There are a lot of benefits to preparing a Neighbourhood Development Order, however, anyone preparing an Order should think carefully about the content. There is a lot or work involved in preparing an Order and if the planning system is not a significant issue in bringing development forward, it may be that other approaches would work better.
The purpose of a Neighbourhood Development Order is to encourage growth and development but an Order should not try to do everything. It is better that it targets specific issues of key concern in the community. It should only be introduced where there is a perception that the act of applying for planning permission is putting people off developing. It should not be seen as a tool for achieving development where a land owner is not interested in developing or for tidying up sites; the Order cannot force people to act.
The impact of the Order on neighbours should also be carefully thought about at the outset. The Neighbourhood Development Order will remove the normal rights for neighbours to object, as permission will be automatically granted for compliant development. Any development which has the potential to cause harm to the amenity of neighbours, be that houses or other business, is likely to be inappropriate in an Order.
How long will it take?
The timetable is set by the community. The more complex the Neighbourhood Development Order, the longer the process will take. For example, if the Order covers more than one area or type of development and if it deals with all matters of detail rather than deferring anything to the Local Planning Authority.
How does the community get involved?

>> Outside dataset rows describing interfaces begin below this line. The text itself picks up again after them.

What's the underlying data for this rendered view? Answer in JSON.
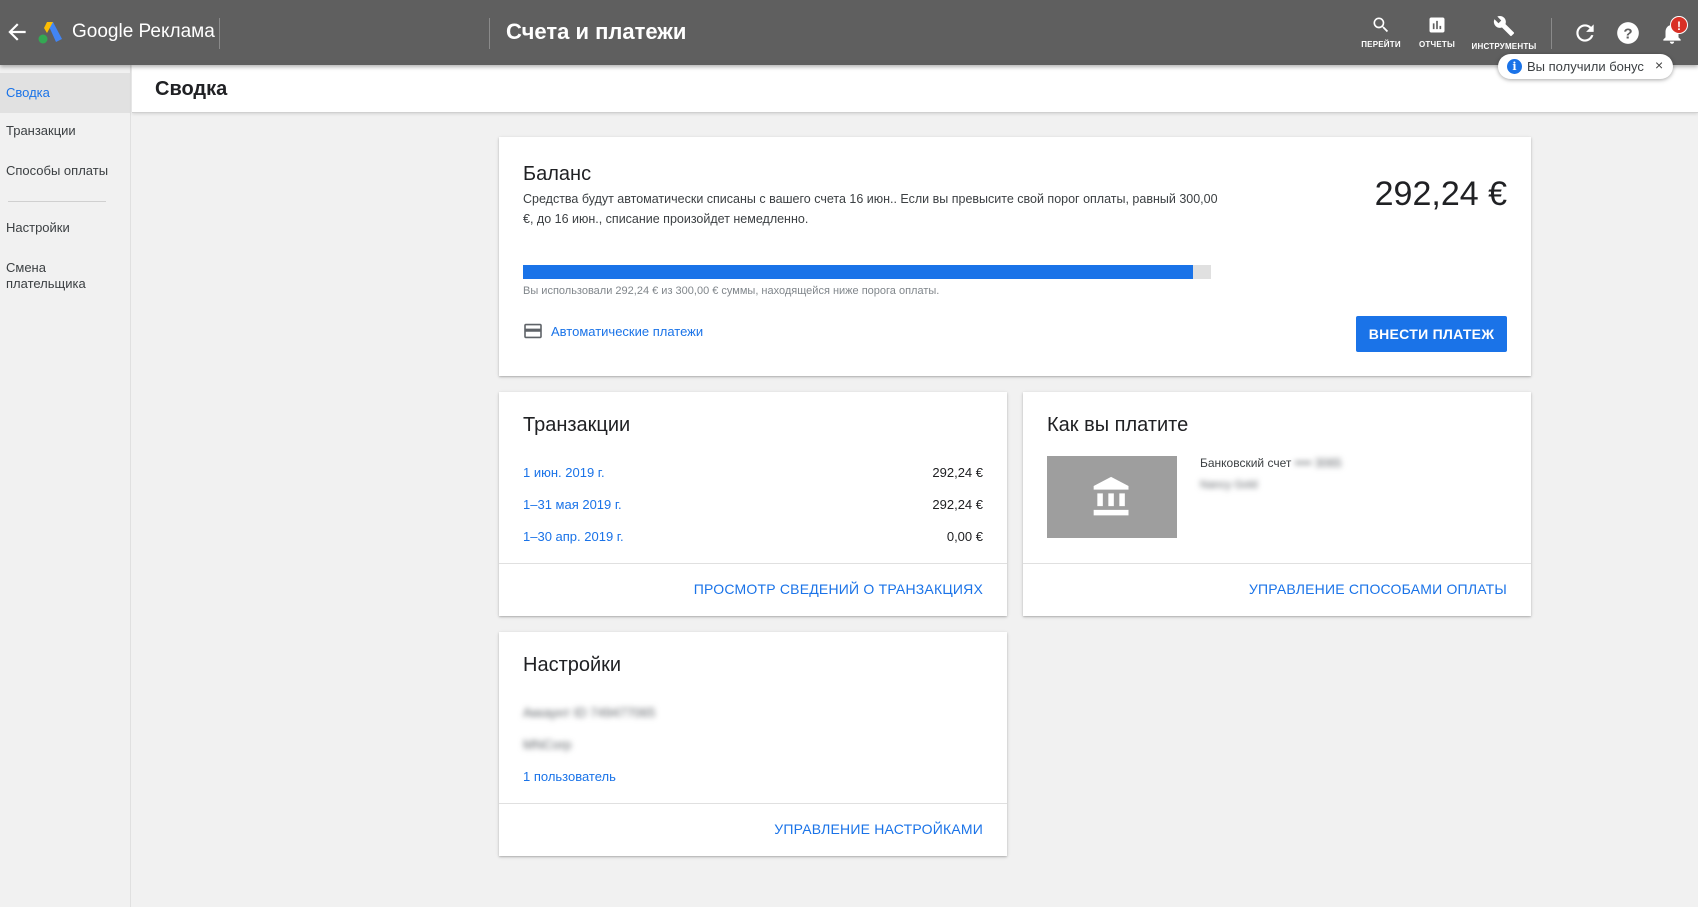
{
  "app": {
    "brand": "Google Реклама",
    "page_title": "Счета и платежи"
  },
  "toolbar": {
    "search_label": "ПЕРЕЙТИ",
    "reports_label": "ОТЧЕТЫ",
    "tools_label": "ИНСТРУМЕНТЫ",
    "notifications_badge": "!"
  },
  "toast": {
    "text": "Вы получили бонус",
    "close": "×"
  },
  "sidebar": {
    "items": [
      {
        "label": "Сводка",
        "active": true
      },
      {
        "label": "Транзакции"
      },
      {
        "label": "Способы оплаты"
      },
      {
        "label": "Настройки"
      },
      {
        "label": "Смена плательщика"
      }
    ]
  },
  "subheader": {
    "title": "Сводка"
  },
  "balance": {
    "title": "Баланс",
    "description": "Средства будут автоматически списаны с вашего счета 16 июн.. Если вы превысите свой порог оплаты, равный 300,00 €, до 16 июн., списание произойдет немедленно.",
    "amount": "292,24 €",
    "progress": 0.974,
    "progress_note": "Вы использовали 292,24 € из 300,00 € суммы, находящейся ниже порога оплаты.",
    "autopay_link": "Автоматические платежи",
    "pay_button": "ВНЕСТИ ПЛАТЕЖ"
  },
  "transactions": {
    "title": "Транзакции",
    "rows": [
      {
        "date": "1 июн. 2019 г.",
        "amount": "292,24 €"
      },
      {
        "date": "1–31 мая 2019 г.",
        "amount": "292,24 €"
      },
      {
        "date": "1–30 апр. 2019 г.",
        "amount": "0,00 €"
      }
    ],
    "footer_link": "ПРОСМОТР СВЕДЕНИЙ О ТРАНЗАКЦИЯХ"
  },
  "payment": {
    "title": "Как вы платите",
    "method_label": "Банковский счет",
    "method_number": "•••• 3065",
    "method_sub": "Nancy Gold",
    "footer_link": "УПРАВЛЕНИЕ СПОСОБАМИ ОПЛАТЫ"
  },
  "settings": {
    "title": "Настройки",
    "account_id": "Аккаунт ID 749477065",
    "company": "MNCorp",
    "users_link": "1 пользователь",
    "footer_link": "УПРАВЛЕНИЕ НАСТРОЙКАМИ"
  },
  "colors": {
    "accent": "#1a73e8",
    "topbar": "#5f5f5f",
    "badge": "#d93025"
  }
}
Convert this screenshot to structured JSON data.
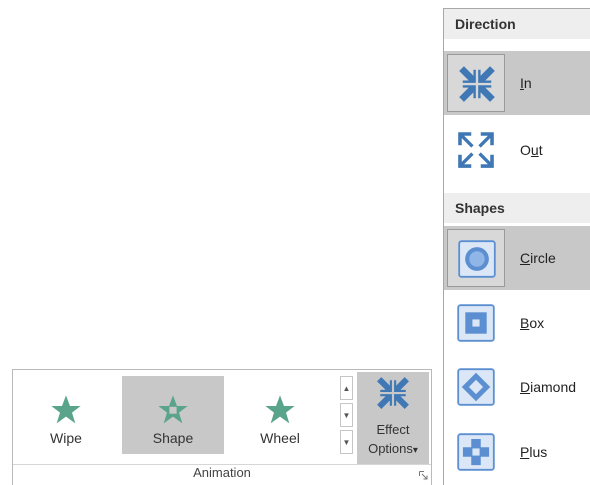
{
  "ribbon": {
    "animations": [
      {
        "label": "Wipe",
        "selected": false
      },
      {
        "label": "Shape",
        "selected": true
      },
      {
        "label": "Wheel",
        "selected": false
      }
    ],
    "effect_options": {
      "line1": "Effect",
      "line2": "Options",
      "arrow": "▾",
      "icon": "shrink-arrows-icon"
    },
    "group_label": "Animation",
    "scroll_up": "▲",
    "scroll_down": "▼",
    "scroll_more": "▼"
  },
  "menu": {
    "sections": [
      {
        "title": "Direction",
        "items": [
          {
            "pre": "",
            "u": "I",
            "post": "n",
            "icon": "arrows-in-icon",
            "selected": true
          },
          {
            "pre": "O",
            "u": "u",
            "post": "t",
            "icon": "arrows-out-icon",
            "selected": false
          }
        ]
      },
      {
        "title": "Shapes",
        "items": [
          {
            "pre": "",
            "u": "C",
            "post": "ircle",
            "icon": "circle-shape-icon",
            "selected": true
          },
          {
            "pre": "",
            "u": "B",
            "post": "ox",
            "icon": "box-shape-icon",
            "selected": false
          },
          {
            "pre": "",
            "u": "D",
            "post": "iamond",
            "icon": "diamond-shape-icon",
            "selected": false
          },
          {
            "pre": "",
            "u": "P",
            "post": "lus",
            "icon": "plus-shape-icon",
            "selected": false
          }
        ]
      }
    ]
  },
  "colors": {
    "star": "#5ba48c",
    "arrow": "#3f78b5",
    "shape_fill": "#5b8fd1",
    "selected_bg": "#c8c8c8",
    "header_bg": "#eeeeee"
  }
}
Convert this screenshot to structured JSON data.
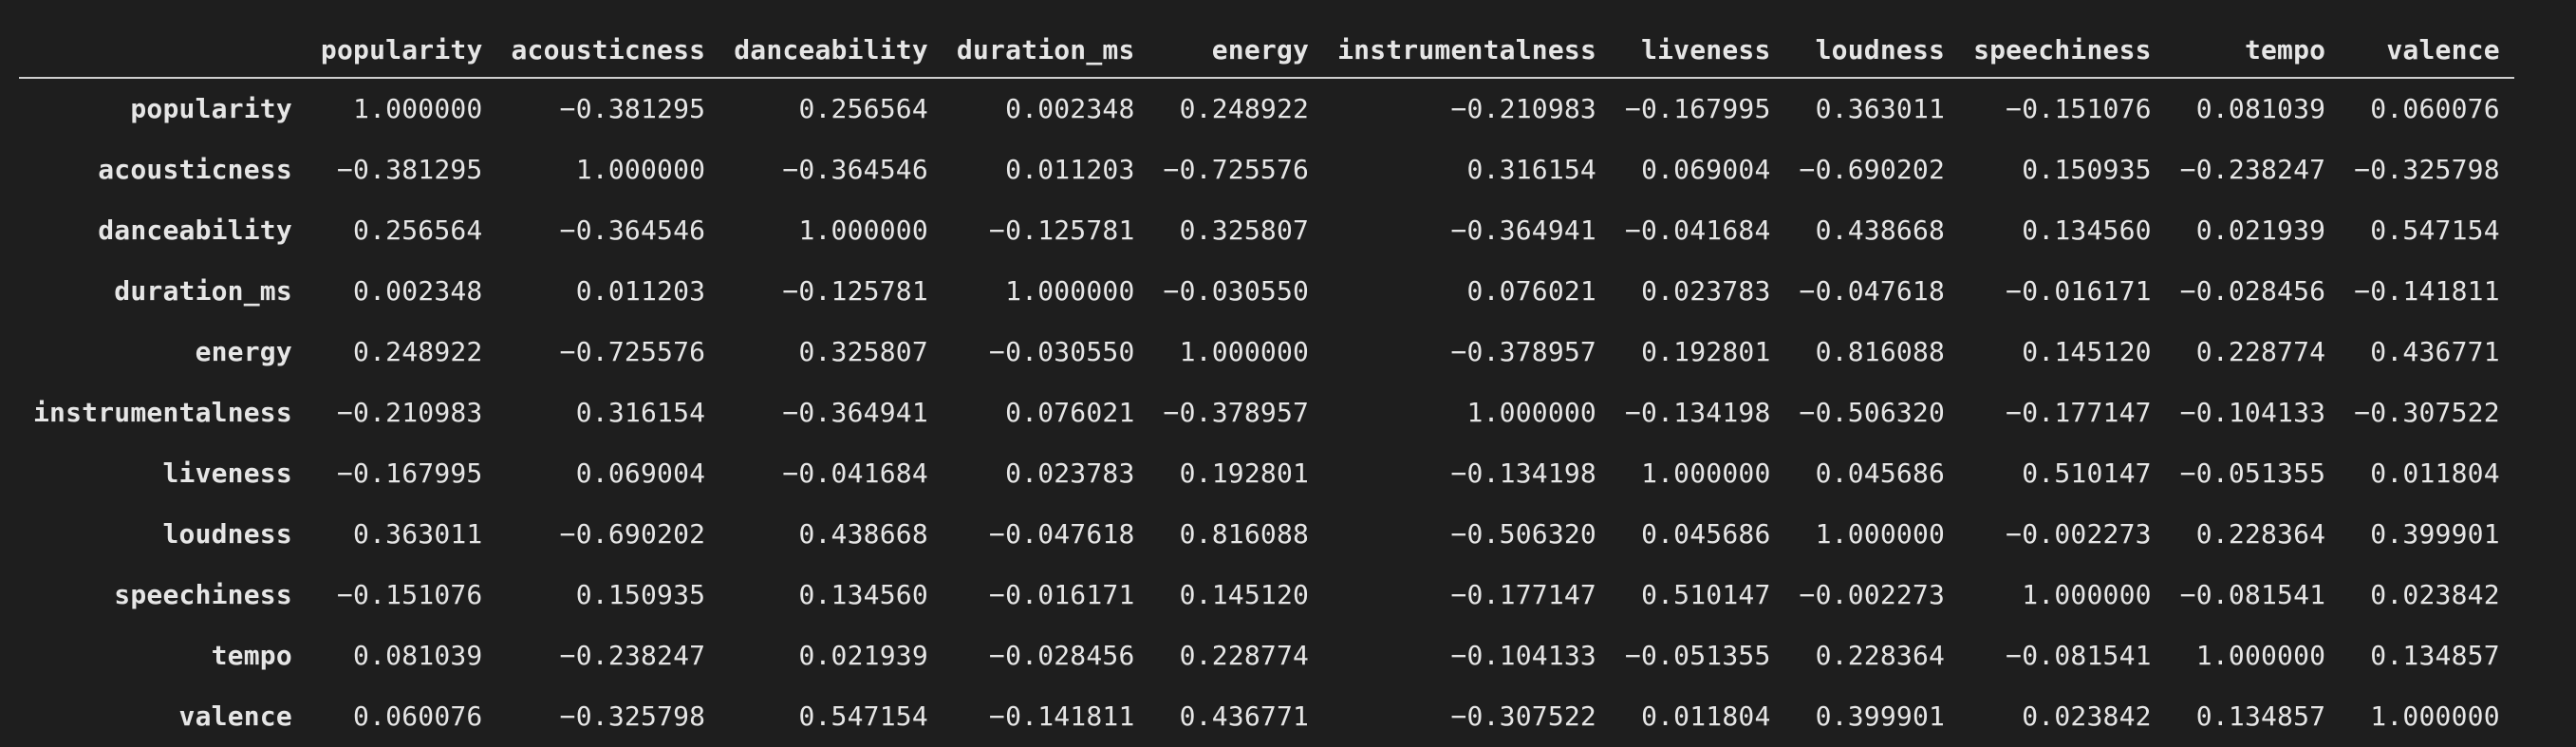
{
  "table": {
    "columns": [
      "popularity",
      "acousticness",
      "danceability",
      "duration_ms",
      "energy",
      "instrumentalness",
      "liveness",
      "loudness",
      "speechiness",
      "tempo",
      "valence"
    ],
    "rows": [
      {
        "index": "popularity",
        "values": [
          "1.000000",
          "−0.381295",
          "0.256564",
          "0.002348",
          "0.248922",
          "−0.210983",
          "−0.167995",
          "0.363011",
          "−0.151076",
          "0.081039",
          "0.060076"
        ]
      },
      {
        "index": "acousticness",
        "values": [
          "−0.381295",
          "1.000000",
          "−0.364546",
          "0.011203",
          "−0.725576",
          "0.316154",
          "0.069004",
          "−0.690202",
          "0.150935",
          "−0.238247",
          "−0.325798"
        ]
      },
      {
        "index": "danceability",
        "values": [
          "0.256564",
          "−0.364546",
          "1.000000",
          "−0.125781",
          "0.325807",
          "−0.364941",
          "−0.041684",
          "0.438668",
          "0.134560",
          "0.021939",
          "0.547154"
        ]
      },
      {
        "index": "duration_ms",
        "values": [
          "0.002348",
          "0.011203",
          "−0.125781",
          "1.000000",
          "−0.030550",
          "0.076021",
          "0.023783",
          "−0.047618",
          "−0.016171",
          "−0.028456",
          "−0.141811"
        ]
      },
      {
        "index": "energy",
        "values": [
          "0.248922",
          "−0.725576",
          "0.325807",
          "−0.030550",
          "1.000000",
          "−0.378957",
          "0.192801",
          "0.816088",
          "0.145120",
          "0.228774",
          "0.436771"
        ]
      },
      {
        "index": "instrumentalness",
        "values": [
          "−0.210983",
          "0.316154",
          "−0.364941",
          "0.076021",
          "−0.378957",
          "1.000000",
          "−0.134198",
          "−0.506320",
          "−0.177147",
          "−0.104133",
          "−0.307522"
        ]
      },
      {
        "index": "liveness",
        "values": [
          "−0.167995",
          "0.069004",
          "−0.041684",
          "0.023783",
          "0.192801",
          "−0.134198",
          "1.000000",
          "0.045686",
          "0.510147",
          "−0.051355",
          "0.011804"
        ]
      },
      {
        "index": "loudness",
        "values": [
          "0.363011",
          "−0.690202",
          "0.438668",
          "−0.047618",
          "0.816088",
          "−0.506320",
          "0.045686",
          "1.000000",
          "−0.002273",
          "0.228364",
          "0.399901"
        ]
      },
      {
        "index": "speechiness",
        "values": [
          "−0.151076",
          "0.150935",
          "0.134560",
          "−0.016171",
          "0.145120",
          "−0.177147",
          "0.510147",
          "−0.002273",
          "1.000000",
          "−0.081541",
          "0.023842"
        ]
      },
      {
        "index": "tempo",
        "values": [
          "0.081039",
          "−0.238247",
          "0.021939",
          "−0.028456",
          "0.228774",
          "−0.104133",
          "−0.051355",
          "0.228364",
          "−0.081541",
          "1.000000",
          "0.134857"
        ]
      },
      {
        "index": "valence",
        "values": [
          "0.060076",
          "−0.325798",
          "0.547154",
          "−0.141811",
          "0.436771",
          "−0.307522",
          "0.011804",
          "0.399901",
          "0.023842",
          "0.134857",
          "1.000000"
        ]
      }
    ]
  }
}
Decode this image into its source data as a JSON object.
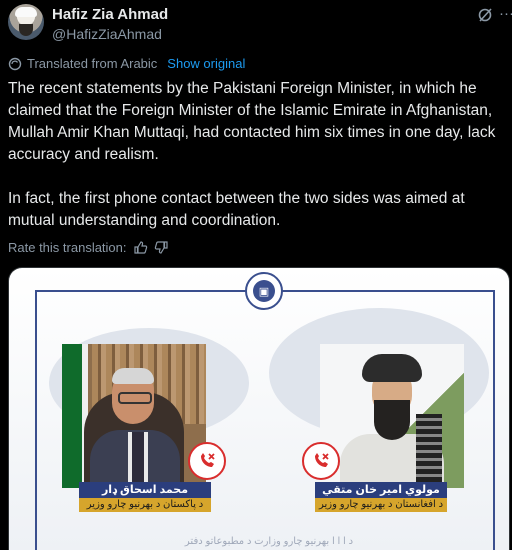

The Town or Parish Council will set up a Steering Group. This group will work with a planning advisor from the Council whose role is to advise and support the group. Members of the community can sit on this steering group, as well as individuals from relevant groups and organisations. There will be various consultation stages throughout the process where the wider community will be able to comment on the Order.
Who will carry out the examination?
The Neighbourhood Development Order has to be subject to an examination to make sure that it complies with national planning policy; is in general conformity with planning policies for the area; and it is compatible with EU obligations and human rights requirement.
The examiner will be agreed between the Council and Parish Council. They must be a qualified person (in that they are a qualified town planner), not live in Boston Borough and not have an interest or connection with the settlement concerned. They should also not work for the Council or any other party with a connection to the settlement.
How does the referendum work?
All those normally qualified to vote in the Parish will be allowed to participate. The Council will run the referendum and voting will be carried out in the same way as it would for a general election. If more than 50% of those that vote in the referendum vote in favour, the Neighbourhood Development Order is considered to have passed.
What happens if a Neighbourhood Development Plan passes the referendum?
The Council then has to adopt the Neighbourhood Development Order. It will be used as part of the planning process, with planning permission deemed to be granted where development complied with the Order (in the same way as development which is covered by permitted development rights).
What happens if a Neighbourhood Development Plan fails the referendum?
If the Neighbourhood Development Order fails to pass the referendum, the Steering Group will need to go back to the consultation work carried out previously to see what matters have not been properly addressed. If this is not clear, they may have to carry out further community consultation to ascertain what the concerns are.